How To Create A USP Out Of Thin Air (and generate $9.1bn)
Searching for that elusive USP? It's tough when your product doesn't seem to hit the mark.
US brewer Anheuser Busch (and all brewers) are in the same boat. I mean, a beer is a beer right? WRONG. Of course not. It's a bird, it's a horse, it's a pinup girl…
Here's some of the ways Anheuser overcame their 'commodity' problem:
1. Use your logo to tell a story. They added an Eagle to their logo implying it was the Eagle of beers (later one of their brands, Budweiser, was dubbed the King of Beers – there's no limit to this).
2. Be first by creating a geographically unique market out of thin air: "First National Beer". "Brewed Exclusively in Hell, Michigan" (I made that one up, but you get the idea).
3. Get sexist. The 'Budweiser Girl' poster campaign lasted 30 years.
4. Launch a campaign. Anheuser's USP in 1914 was its year-long newspaper campaign against the threat to personal freedom from prohibition. When prohibition began anyway, they created a new alcohol-free product called Bevo (first to market USP). Half the brewers went bust during prohibition.
5. In the 1930's they used heavy horses to show their historical connection with brewing ("you may love your new car, but you can always rely on a traditional brew" – selling old as new).
6. In the 1950's they used their 100th anniversary to differentiate. And they attached further differentiation using the association of famous historical characters with their "The Beer of Your Lifetime Too" campaign.
7. By 1960 they'd become number one by associating their brand with the mass market. The "people like us drink beer like this" concept, or as they put it "Where there's life, there's Bud" ("you're alive, we're alive, fancy a pint?").
8. In 1965 they introduced 'value' as a USP with the simple slogan "It's worth it" (can you see how easy it is to create USP's? – just add a great copywriter). They missed a trick though. They made it about the beer, not the drinker. L'Oreal stole the idea 7 years later and made it personal ("You're worth it").
9. Give it a nickname. Hey, why not use a nickname as your USP? And let's make it all warm and cozy "Fancy a Bud, bud?".
10. You can even USP on sound, as in the famous fizzy "Buscssssshhhhh" sound of the cap popping off campaign in the 1970's (also used by Schweppes in the UK).

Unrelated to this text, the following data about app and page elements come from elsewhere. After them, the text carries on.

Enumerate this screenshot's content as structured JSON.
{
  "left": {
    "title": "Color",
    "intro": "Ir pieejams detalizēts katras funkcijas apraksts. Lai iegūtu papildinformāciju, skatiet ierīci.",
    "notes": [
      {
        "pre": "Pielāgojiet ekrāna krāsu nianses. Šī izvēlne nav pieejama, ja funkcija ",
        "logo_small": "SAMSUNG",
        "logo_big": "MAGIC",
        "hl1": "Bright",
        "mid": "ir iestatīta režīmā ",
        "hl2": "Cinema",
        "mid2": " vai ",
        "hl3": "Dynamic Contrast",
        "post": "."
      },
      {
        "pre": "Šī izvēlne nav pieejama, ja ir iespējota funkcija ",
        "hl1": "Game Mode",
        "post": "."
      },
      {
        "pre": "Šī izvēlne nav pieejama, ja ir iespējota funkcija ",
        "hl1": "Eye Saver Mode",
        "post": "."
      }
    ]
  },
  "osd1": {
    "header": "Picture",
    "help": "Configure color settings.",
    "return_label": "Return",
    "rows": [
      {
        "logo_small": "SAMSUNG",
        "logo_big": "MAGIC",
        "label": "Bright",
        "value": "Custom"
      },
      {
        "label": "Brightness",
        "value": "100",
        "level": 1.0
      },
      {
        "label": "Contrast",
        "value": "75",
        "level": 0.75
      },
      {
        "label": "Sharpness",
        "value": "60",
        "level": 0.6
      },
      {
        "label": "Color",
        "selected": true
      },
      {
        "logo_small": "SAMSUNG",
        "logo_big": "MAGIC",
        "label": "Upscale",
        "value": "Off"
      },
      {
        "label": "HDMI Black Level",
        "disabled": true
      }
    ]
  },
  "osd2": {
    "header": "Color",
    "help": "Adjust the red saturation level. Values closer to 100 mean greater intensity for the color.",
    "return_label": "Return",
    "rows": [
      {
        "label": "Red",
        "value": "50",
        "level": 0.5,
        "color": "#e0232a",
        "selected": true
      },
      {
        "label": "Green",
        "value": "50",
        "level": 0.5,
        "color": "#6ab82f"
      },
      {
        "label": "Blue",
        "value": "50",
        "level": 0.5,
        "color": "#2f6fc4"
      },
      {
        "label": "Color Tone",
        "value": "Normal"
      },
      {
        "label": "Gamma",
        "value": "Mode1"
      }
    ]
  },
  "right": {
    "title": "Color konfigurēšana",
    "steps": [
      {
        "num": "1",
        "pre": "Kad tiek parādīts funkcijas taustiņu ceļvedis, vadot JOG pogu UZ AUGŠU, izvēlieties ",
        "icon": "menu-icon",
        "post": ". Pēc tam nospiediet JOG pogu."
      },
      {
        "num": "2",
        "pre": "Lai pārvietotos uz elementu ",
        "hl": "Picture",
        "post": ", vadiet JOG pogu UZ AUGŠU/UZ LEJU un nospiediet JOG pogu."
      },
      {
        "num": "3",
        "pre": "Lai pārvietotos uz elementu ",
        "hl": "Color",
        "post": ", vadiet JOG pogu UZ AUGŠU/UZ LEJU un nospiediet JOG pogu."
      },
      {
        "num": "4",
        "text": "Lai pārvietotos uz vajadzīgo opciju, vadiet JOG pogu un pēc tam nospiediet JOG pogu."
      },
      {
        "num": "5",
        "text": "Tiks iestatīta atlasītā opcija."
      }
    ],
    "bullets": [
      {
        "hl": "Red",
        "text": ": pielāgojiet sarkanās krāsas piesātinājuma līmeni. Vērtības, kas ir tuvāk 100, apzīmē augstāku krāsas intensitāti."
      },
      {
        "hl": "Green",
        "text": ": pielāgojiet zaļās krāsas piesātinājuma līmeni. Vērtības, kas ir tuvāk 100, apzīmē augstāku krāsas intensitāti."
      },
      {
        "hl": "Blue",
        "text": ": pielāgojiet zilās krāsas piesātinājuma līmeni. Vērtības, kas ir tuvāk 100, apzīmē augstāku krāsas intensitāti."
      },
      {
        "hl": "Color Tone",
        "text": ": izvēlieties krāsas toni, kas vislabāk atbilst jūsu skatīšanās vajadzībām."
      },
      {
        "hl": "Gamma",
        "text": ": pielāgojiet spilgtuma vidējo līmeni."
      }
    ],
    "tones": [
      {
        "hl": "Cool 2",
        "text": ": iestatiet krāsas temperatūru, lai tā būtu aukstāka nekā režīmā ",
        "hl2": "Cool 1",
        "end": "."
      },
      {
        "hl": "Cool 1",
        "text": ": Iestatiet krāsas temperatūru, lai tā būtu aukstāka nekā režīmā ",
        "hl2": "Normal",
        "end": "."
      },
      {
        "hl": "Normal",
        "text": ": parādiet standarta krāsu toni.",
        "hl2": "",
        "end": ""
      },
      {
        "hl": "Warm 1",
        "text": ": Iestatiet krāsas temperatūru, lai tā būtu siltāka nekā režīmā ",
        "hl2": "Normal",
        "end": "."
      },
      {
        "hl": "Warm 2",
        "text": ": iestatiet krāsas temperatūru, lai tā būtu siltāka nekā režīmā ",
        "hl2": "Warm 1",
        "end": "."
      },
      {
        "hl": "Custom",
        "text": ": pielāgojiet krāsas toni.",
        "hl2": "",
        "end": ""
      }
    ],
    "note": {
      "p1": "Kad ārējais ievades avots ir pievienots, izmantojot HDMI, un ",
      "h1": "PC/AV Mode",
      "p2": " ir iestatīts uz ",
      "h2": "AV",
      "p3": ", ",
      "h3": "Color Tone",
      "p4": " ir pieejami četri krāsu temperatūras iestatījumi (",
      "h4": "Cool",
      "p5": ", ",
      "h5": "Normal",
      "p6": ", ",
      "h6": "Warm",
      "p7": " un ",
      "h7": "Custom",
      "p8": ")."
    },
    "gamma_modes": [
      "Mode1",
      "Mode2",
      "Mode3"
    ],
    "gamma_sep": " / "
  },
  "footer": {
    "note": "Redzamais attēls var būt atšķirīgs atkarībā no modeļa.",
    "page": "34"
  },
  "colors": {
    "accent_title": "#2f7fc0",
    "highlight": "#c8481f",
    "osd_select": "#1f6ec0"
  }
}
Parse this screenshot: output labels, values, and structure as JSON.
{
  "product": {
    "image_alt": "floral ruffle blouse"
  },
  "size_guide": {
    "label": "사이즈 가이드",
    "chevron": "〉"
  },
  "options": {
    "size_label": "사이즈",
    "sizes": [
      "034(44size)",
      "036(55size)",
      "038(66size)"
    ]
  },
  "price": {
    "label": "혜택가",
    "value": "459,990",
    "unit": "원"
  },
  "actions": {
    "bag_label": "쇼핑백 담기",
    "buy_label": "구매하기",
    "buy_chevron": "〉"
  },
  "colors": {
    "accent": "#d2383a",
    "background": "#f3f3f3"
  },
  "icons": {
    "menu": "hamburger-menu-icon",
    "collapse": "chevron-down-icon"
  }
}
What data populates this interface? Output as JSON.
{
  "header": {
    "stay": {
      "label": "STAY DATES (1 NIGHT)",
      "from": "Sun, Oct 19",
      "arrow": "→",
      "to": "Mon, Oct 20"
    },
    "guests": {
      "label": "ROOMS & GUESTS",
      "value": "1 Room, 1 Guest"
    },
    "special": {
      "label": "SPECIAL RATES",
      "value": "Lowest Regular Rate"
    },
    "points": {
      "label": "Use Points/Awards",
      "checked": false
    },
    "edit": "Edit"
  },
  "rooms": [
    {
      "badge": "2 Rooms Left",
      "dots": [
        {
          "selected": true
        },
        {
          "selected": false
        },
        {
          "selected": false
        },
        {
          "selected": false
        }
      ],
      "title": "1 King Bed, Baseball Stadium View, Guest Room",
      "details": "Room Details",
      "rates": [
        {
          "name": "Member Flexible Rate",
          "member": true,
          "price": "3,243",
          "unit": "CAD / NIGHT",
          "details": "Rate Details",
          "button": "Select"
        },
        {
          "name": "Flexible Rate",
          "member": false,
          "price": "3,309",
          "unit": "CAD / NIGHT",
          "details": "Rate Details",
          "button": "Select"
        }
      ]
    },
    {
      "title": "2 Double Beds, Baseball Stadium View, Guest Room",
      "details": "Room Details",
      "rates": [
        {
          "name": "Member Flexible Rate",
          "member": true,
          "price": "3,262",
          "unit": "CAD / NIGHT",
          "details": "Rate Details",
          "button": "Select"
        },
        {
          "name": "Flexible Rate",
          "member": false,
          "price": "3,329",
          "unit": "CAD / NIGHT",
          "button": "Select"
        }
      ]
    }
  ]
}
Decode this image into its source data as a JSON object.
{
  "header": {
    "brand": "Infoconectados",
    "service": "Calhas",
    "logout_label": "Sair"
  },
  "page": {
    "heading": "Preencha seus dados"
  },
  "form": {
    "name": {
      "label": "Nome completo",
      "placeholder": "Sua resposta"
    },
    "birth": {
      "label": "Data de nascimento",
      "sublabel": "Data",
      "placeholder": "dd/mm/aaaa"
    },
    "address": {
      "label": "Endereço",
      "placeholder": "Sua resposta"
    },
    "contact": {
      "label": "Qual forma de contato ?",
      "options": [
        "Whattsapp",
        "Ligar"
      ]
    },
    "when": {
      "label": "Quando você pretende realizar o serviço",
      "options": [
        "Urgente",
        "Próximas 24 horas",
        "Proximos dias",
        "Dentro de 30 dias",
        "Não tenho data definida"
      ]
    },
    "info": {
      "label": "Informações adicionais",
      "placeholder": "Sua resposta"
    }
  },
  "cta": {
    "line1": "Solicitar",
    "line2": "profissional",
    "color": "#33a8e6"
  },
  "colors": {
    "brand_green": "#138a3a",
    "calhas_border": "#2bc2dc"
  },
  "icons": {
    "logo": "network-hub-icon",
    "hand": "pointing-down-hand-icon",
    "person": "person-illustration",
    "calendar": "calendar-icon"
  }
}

Here's a BONUS entry: "If Heineken created copywriters, they would probably be the best copywriters in the world". But since they don't, you can always join my new copywriting class over at ProCopyClub.com and become one.